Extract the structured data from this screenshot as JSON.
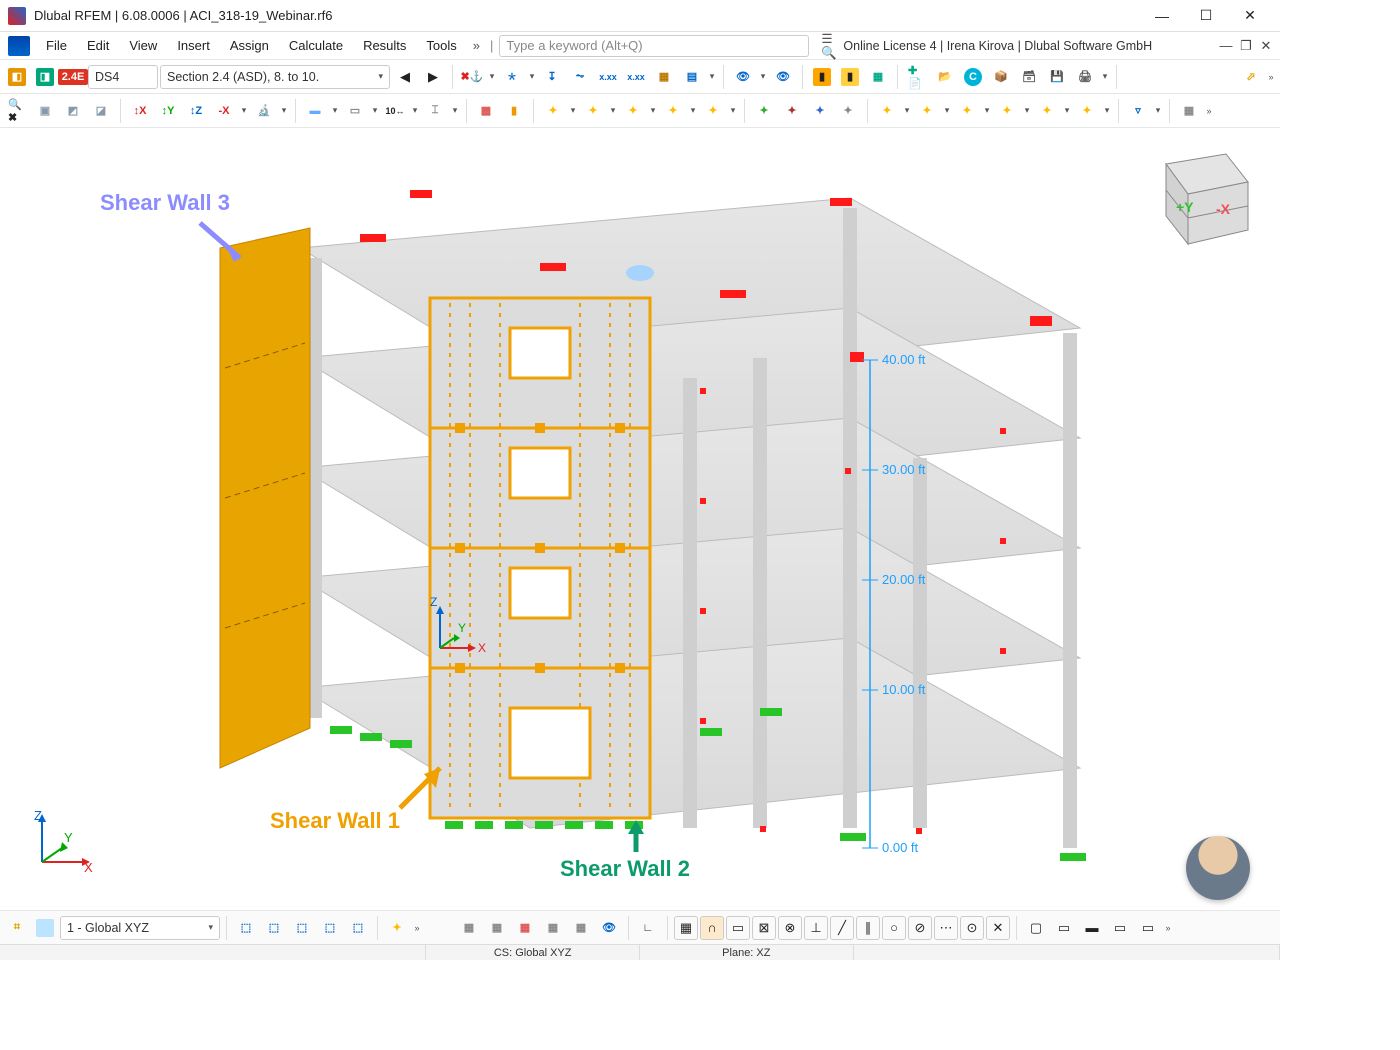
{
  "window": {
    "title": "Dlubal RFEM | 6.08.0006 | ACI_318-19_Webinar.rf6"
  },
  "menu": {
    "items": [
      "File",
      "Edit",
      "View",
      "Insert",
      "Assign",
      "Calculate",
      "Results",
      "Tools"
    ],
    "overflow_glyph": "»",
    "search_placeholder": "Type a keyword (Alt+Q)",
    "license_text": "Online License 4 | Irena Kirova | Dlubal Software GmbH"
  },
  "toolbar1": {
    "load_badge": "2.4E",
    "load_name": "DS4",
    "section_combo": "Section 2.4 (ASD), 8. to 10."
  },
  "bottom": {
    "view_combo": "1 - Global XYZ"
  },
  "status": {
    "cs": "CS: Global XYZ",
    "plane": "Plane: XZ"
  },
  "model": {
    "annotations": {
      "wall3": "Shear Wall 3",
      "wall1": "Shear Wall 1",
      "wall2": "Shear Wall 2"
    },
    "dims": [
      "40.00 ft",
      "30.00 ft",
      "20.00 ft",
      "10.00 ft",
      "0.00 ft"
    ],
    "axis_labels": {
      "x": "X",
      "y": "Y",
      "z": "Z"
    }
  },
  "navcube": {
    "yplus": "+Y",
    "xminus": "-X"
  }
}
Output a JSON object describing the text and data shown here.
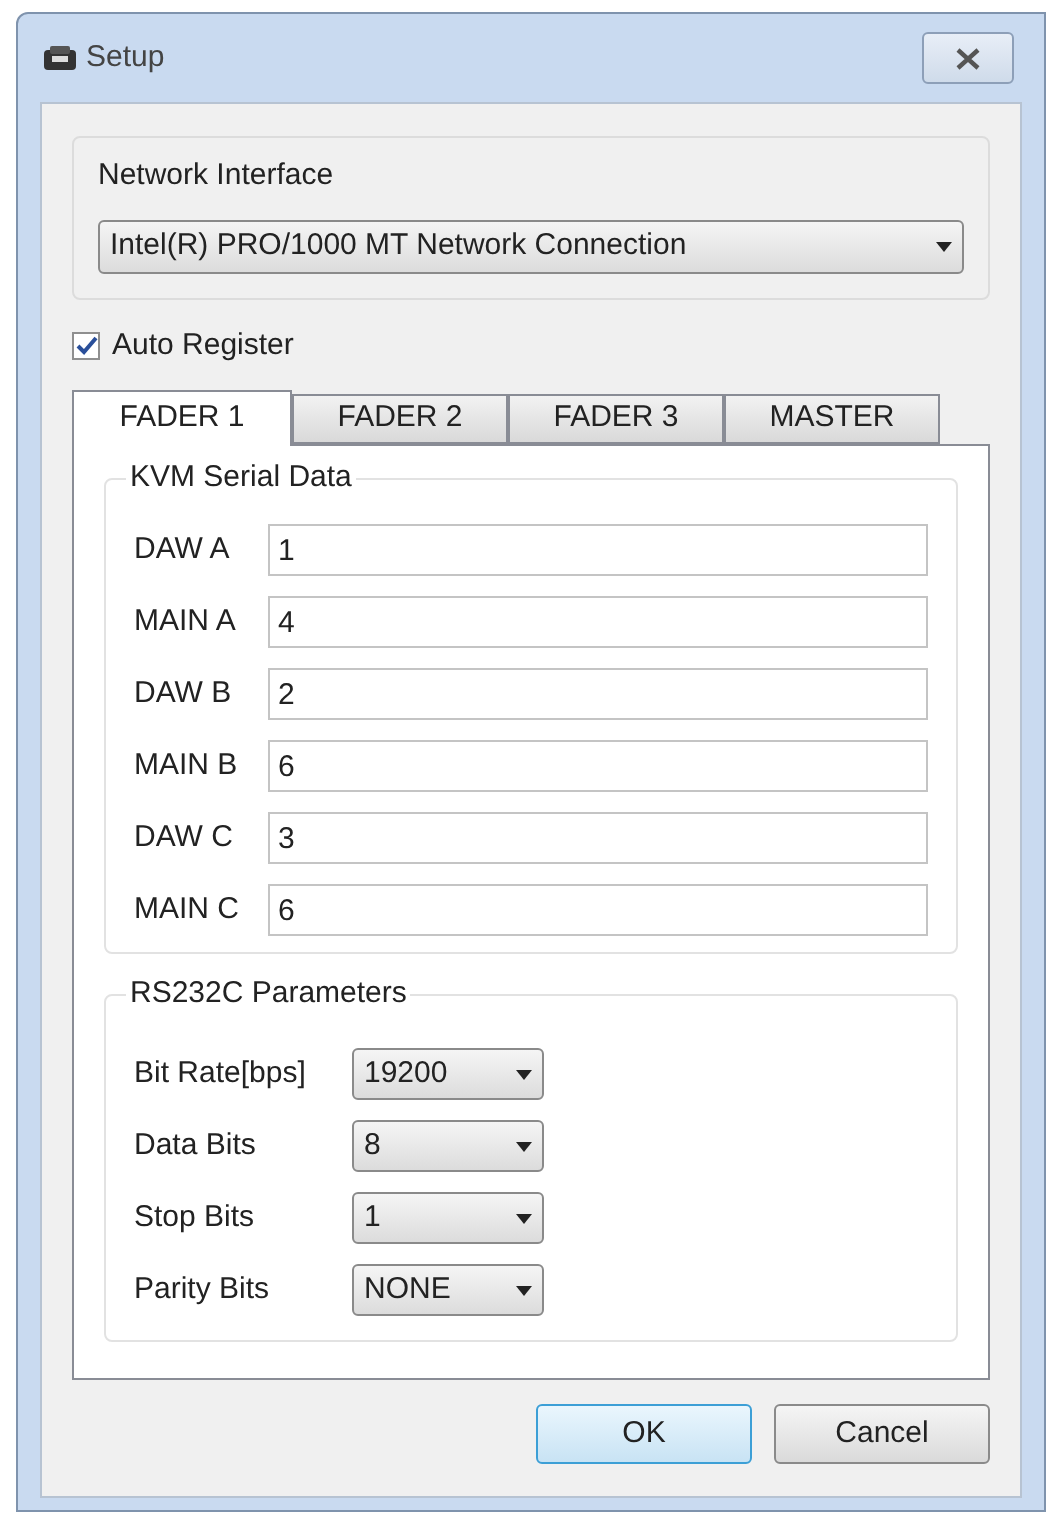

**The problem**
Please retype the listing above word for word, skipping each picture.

**Completed task**
Extract the structured data from this screenshot as JSON.
{
  "window": {
    "title": "Dlubal RFEM | 6.08.0006 | ACI_318-19_Webinar.rf6"
  },
  "menu": {
    "items": [
      "File",
      "Edit",
      "View",
      "Insert",
      "Assign",
      "Calculate",
      "Results",
      "Tools"
    ],
    "overflow_glyph": "»",
    "search_placeholder": "Type a keyword (Alt+Q)",
    "license_text": "Online License 4 | Irena Kirova | Dlubal Software GmbH"
  },
  "toolbar1": {
    "load_badge": "2.4E",
    "load_name": "DS4",
    "section_combo": "Section 2.4 (ASD), 8. to 10."
  },
  "bottom": {
    "view_combo": "1 - Global XYZ"
  },
  "status": {
    "cs": "CS: Global XYZ",
    "plane": "Plane: XZ"
  },
  "model": {
    "annotations": {
      "wall3": "Shear Wall 3",
      "wall1": "Shear Wall 1",
      "wall2": "Shear Wall 2"
    },
    "dims": [
      "40.00 ft",
      "30.00 ft",
      "20.00 ft",
      "10.00 ft",
      "0.00 ft"
    ],
    "axis_labels": {
      "x": "X",
      "y": "Y",
      "z": "Z"
    }
  },
  "navcube": {
    "yplus": "+Y",
    "xminus": "-X"
  }
}
Output a JSON object describing the text and data shown here.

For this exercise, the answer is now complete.